WORK ORDER: Exclude the pictures, then copy all remaining records exactly.

MATERIAL PROVIDED:
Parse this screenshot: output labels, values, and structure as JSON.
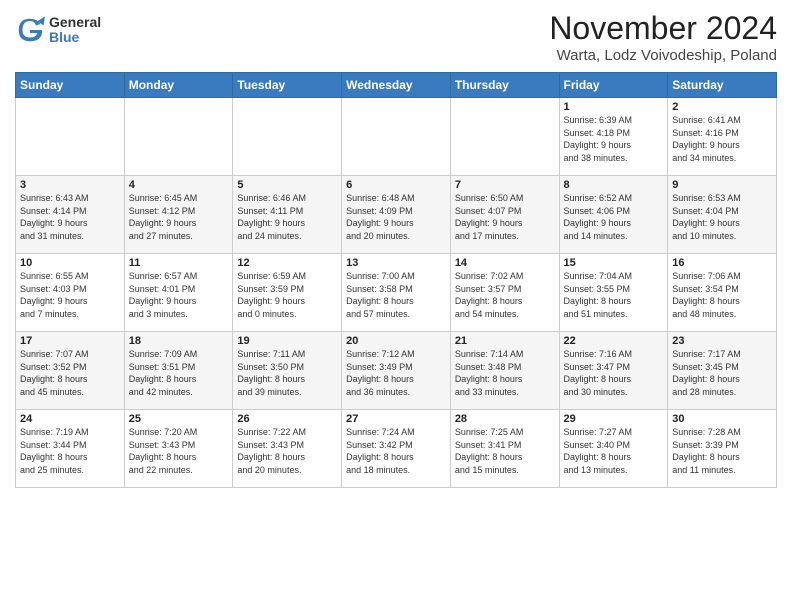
{
  "logo": {
    "general": "General",
    "blue": "Blue"
  },
  "title": "November 2024",
  "location": "Warta, Lodz Voivodeship, Poland",
  "days_of_week": [
    "Sunday",
    "Monday",
    "Tuesday",
    "Wednesday",
    "Thursday",
    "Friday",
    "Saturday"
  ],
  "weeks": [
    [
      {
        "day": "",
        "info": ""
      },
      {
        "day": "",
        "info": ""
      },
      {
        "day": "",
        "info": ""
      },
      {
        "day": "",
        "info": ""
      },
      {
        "day": "",
        "info": ""
      },
      {
        "day": "1",
        "info": "Sunrise: 6:39 AM\nSunset: 4:18 PM\nDaylight: 9 hours\nand 38 minutes."
      },
      {
        "day": "2",
        "info": "Sunrise: 6:41 AM\nSunset: 4:16 PM\nDaylight: 9 hours\nand 34 minutes."
      }
    ],
    [
      {
        "day": "3",
        "info": "Sunrise: 6:43 AM\nSunset: 4:14 PM\nDaylight: 9 hours\nand 31 minutes."
      },
      {
        "day": "4",
        "info": "Sunrise: 6:45 AM\nSunset: 4:12 PM\nDaylight: 9 hours\nand 27 minutes."
      },
      {
        "day": "5",
        "info": "Sunrise: 6:46 AM\nSunset: 4:11 PM\nDaylight: 9 hours\nand 24 minutes."
      },
      {
        "day": "6",
        "info": "Sunrise: 6:48 AM\nSunset: 4:09 PM\nDaylight: 9 hours\nand 20 minutes."
      },
      {
        "day": "7",
        "info": "Sunrise: 6:50 AM\nSunset: 4:07 PM\nDaylight: 9 hours\nand 17 minutes."
      },
      {
        "day": "8",
        "info": "Sunrise: 6:52 AM\nSunset: 4:06 PM\nDaylight: 9 hours\nand 14 minutes."
      },
      {
        "day": "9",
        "info": "Sunrise: 6:53 AM\nSunset: 4:04 PM\nDaylight: 9 hours\nand 10 minutes."
      }
    ],
    [
      {
        "day": "10",
        "info": "Sunrise: 6:55 AM\nSunset: 4:03 PM\nDaylight: 9 hours\nand 7 minutes."
      },
      {
        "day": "11",
        "info": "Sunrise: 6:57 AM\nSunset: 4:01 PM\nDaylight: 9 hours\nand 3 minutes."
      },
      {
        "day": "12",
        "info": "Sunrise: 6:59 AM\nSunset: 3:59 PM\nDaylight: 9 hours\nand 0 minutes."
      },
      {
        "day": "13",
        "info": "Sunrise: 7:00 AM\nSunset: 3:58 PM\nDaylight: 8 hours\nand 57 minutes."
      },
      {
        "day": "14",
        "info": "Sunrise: 7:02 AM\nSunset: 3:57 PM\nDaylight: 8 hours\nand 54 minutes."
      },
      {
        "day": "15",
        "info": "Sunrise: 7:04 AM\nSunset: 3:55 PM\nDaylight: 8 hours\nand 51 minutes."
      },
      {
        "day": "16",
        "info": "Sunrise: 7:06 AM\nSunset: 3:54 PM\nDaylight: 8 hours\nand 48 minutes."
      }
    ],
    [
      {
        "day": "17",
        "info": "Sunrise: 7:07 AM\nSunset: 3:52 PM\nDaylight: 8 hours\nand 45 minutes."
      },
      {
        "day": "18",
        "info": "Sunrise: 7:09 AM\nSunset: 3:51 PM\nDaylight: 8 hours\nand 42 minutes."
      },
      {
        "day": "19",
        "info": "Sunrise: 7:11 AM\nSunset: 3:50 PM\nDaylight: 8 hours\nand 39 minutes."
      },
      {
        "day": "20",
        "info": "Sunrise: 7:12 AM\nSunset: 3:49 PM\nDaylight: 8 hours\nand 36 minutes."
      },
      {
        "day": "21",
        "info": "Sunrise: 7:14 AM\nSunset: 3:48 PM\nDaylight: 8 hours\nand 33 minutes."
      },
      {
        "day": "22",
        "info": "Sunrise: 7:16 AM\nSunset: 3:47 PM\nDaylight: 8 hours\nand 30 minutes."
      },
      {
        "day": "23",
        "info": "Sunrise: 7:17 AM\nSunset: 3:45 PM\nDaylight: 8 hours\nand 28 minutes."
      }
    ],
    [
      {
        "day": "24",
        "info": "Sunrise: 7:19 AM\nSunset: 3:44 PM\nDaylight: 8 hours\nand 25 minutes."
      },
      {
        "day": "25",
        "info": "Sunrise: 7:20 AM\nSunset: 3:43 PM\nDaylight: 8 hours\nand 22 minutes."
      },
      {
        "day": "26",
        "info": "Sunrise: 7:22 AM\nSunset: 3:43 PM\nDaylight: 8 hours\nand 20 minutes."
      },
      {
        "day": "27",
        "info": "Sunrise: 7:24 AM\nSunset: 3:42 PM\nDaylight: 8 hours\nand 18 minutes."
      },
      {
        "day": "28",
        "info": "Sunrise: 7:25 AM\nSunset: 3:41 PM\nDaylight: 8 hours\nand 15 minutes."
      },
      {
        "day": "29",
        "info": "Sunrise: 7:27 AM\nSunset: 3:40 PM\nDaylight: 8 hours\nand 13 minutes."
      },
      {
        "day": "30",
        "info": "Sunrise: 7:28 AM\nSunset: 3:39 PM\nDaylight: 8 hours\nand 11 minutes."
      }
    ]
  ]
}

PROBLEM SOLUTION:
Parse this screenshot: output labels, values, and structure as JSON.
{
  "logo": {
    "general": "General",
    "blue": "Blue"
  },
  "title": "November 2024",
  "location": "Warta, Lodz Voivodeship, Poland",
  "days_of_week": [
    "Sunday",
    "Monday",
    "Tuesday",
    "Wednesday",
    "Thursday",
    "Friday",
    "Saturday"
  ],
  "weeks": [
    [
      {
        "day": "",
        "info": ""
      },
      {
        "day": "",
        "info": ""
      },
      {
        "day": "",
        "info": ""
      },
      {
        "day": "",
        "info": ""
      },
      {
        "day": "",
        "info": ""
      },
      {
        "day": "1",
        "info": "Sunrise: 6:39 AM\nSunset: 4:18 PM\nDaylight: 9 hours\nand 38 minutes."
      },
      {
        "day": "2",
        "info": "Sunrise: 6:41 AM\nSunset: 4:16 PM\nDaylight: 9 hours\nand 34 minutes."
      }
    ],
    [
      {
        "day": "3",
        "info": "Sunrise: 6:43 AM\nSunset: 4:14 PM\nDaylight: 9 hours\nand 31 minutes."
      },
      {
        "day": "4",
        "info": "Sunrise: 6:45 AM\nSunset: 4:12 PM\nDaylight: 9 hours\nand 27 minutes."
      },
      {
        "day": "5",
        "info": "Sunrise: 6:46 AM\nSunset: 4:11 PM\nDaylight: 9 hours\nand 24 minutes."
      },
      {
        "day": "6",
        "info": "Sunrise: 6:48 AM\nSunset: 4:09 PM\nDaylight: 9 hours\nand 20 minutes."
      },
      {
        "day": "7",
        "info": "Sunrise: 6:50 AM\nSunset: 4:07 PM\nDaylight: 9 hours\nand 17 minutes."
      },
      {
        "day": "8",
        "info": "Sunrise: 6:52 AM\nSunset: 4:06 PM\nDaylight: 9 hours\nand 14 minutes."
      },
      {
        "day": "9",
        "info": "Sunrise: 6:53 AM\nSunset: 4:04 PM\nDaylight: 9 hours\nand 10 minutes."
      }
    ],
    [
      {
        "day": "10",
        "info": "Sunrise: 6:55 AM\nSunset: 4:03 PM\nDaylight: 9 hours\nand 7 minutes."
      },
      {
        "day": "11",
        "info": "Sunrise: 6:57 AM\nSunset: 4:01 PM\nDaylight: 9 hours\nand 3 minutes."
      },
      {
        "day": "12",
        "info": "Sunrise: 6:59 AM\nSunset: 3:59 PM\nDaylight: 9 hours\nand 0 minutes."
      },
      {
        "day": "13",
        "info": "Sunrise: 7:00 AM\nSunset: 3:58 PM\nDaylight: 8 hours\nand 57 minutes."
      },
      {
        "day": "14",
        "info": "Sunrise: 7:02 AM\nSunset: 3:57 PM\nDaylight: 8 hours\nand 54 minutes."
      },
      {
        "day": "15",
        "info": "Sunrise: 7:04 AM\nSunset: 3:55 PM\nDaylight: 8 hours\nand 51 minutes."
      },
      {
        "day": "16",
        "info": "Sunrise: 7:06 AM\nSunset: 3:54 PM\nDaylight: 8 hours\nand 48 minutes."
      }
    ],
    [
      {
        "day": "17",
        "info": "Sunrise: 7:07 AM\nSunset: 3:52 PM\nDaylight: 8 hours\nand 45 minutes."
      },
      {
        "day": "18",
        "info": "Sunrise: 7:09 AM\nSunset: 3:51 PM\nDaylight: 8 hours\nand 42 minutes."
      },
      {
        "day": "19",
        "info": "Sunrise: 7:11 AM\nSunset: 3:50 PM\nDaylight: 8 hours\nand 39 minutes."
      },
      {
        "day": "20",
        "info": "Sunrise: 7:12 AM\nSunset: 3:49 PM\nDaylight: 8 hours\nand 36 minutes."
      },
      {
        "day": "21",
        "info": "Sunrise: 7:14 AM\nSunset: 3:48 PM\nDaylight: 8 hours\nand 33 minutes."
      },
      {
        "day": "22",
        "info": "Sunrise: 7:16 AM\nSunset: 3:47 PM\nDaylight: 8 hours\nand 30 minutes."
      },
      {
        "day": "23",
        "info": "Sunrise: 7:17 AM\nSunset: 3:45 PM\nDaylight: 8 hours\nand 28 minutes."
      }
    ],
    [
      {
        "day": "24",
        "info": "Sunrise: 7:19 AM\nSunset: 3:44 PM\nDaylight: 8 hours\nand 25 minutes."
      },
      {
        "day": "25",
        "info": "Sunrise: 7:20 AM\nSunset: 3:43 PM\nDaylight: 8 hours\nand 22 minutes."
      },
      {
        "day": "26",
        "info": "Sunrise: 7:22 AM\nSunset: 3:43 PM\nDaylight: 8 hours\nand 20 minutes."
      },
      {
        "day": "27",
        "info": "Sunrise: 7:24 AM\nSunset: 3:42 PM\nDaylight: 8 hours\nand 18 minutes."
      },
      {
        "day": "28",
        "info": "Sunrise: 7:25 AM\nSunset: 3:41 PM\nDaylight: 8 hours\nand 15 minutes."
      },
      {
        "day": "29",
        "info": "Sunrise: 7:27 AM\nSunset: 3:40 PM\nDaylight: 8 hours\nand 13 minutes."
      },
      {
        "day": "30",
        "info": "Sunrise: 7:28 AM\nSunset: 3:39 PM\nDaylight: 8 hours\nand 11 minutes."
      }
    ]
  ]
}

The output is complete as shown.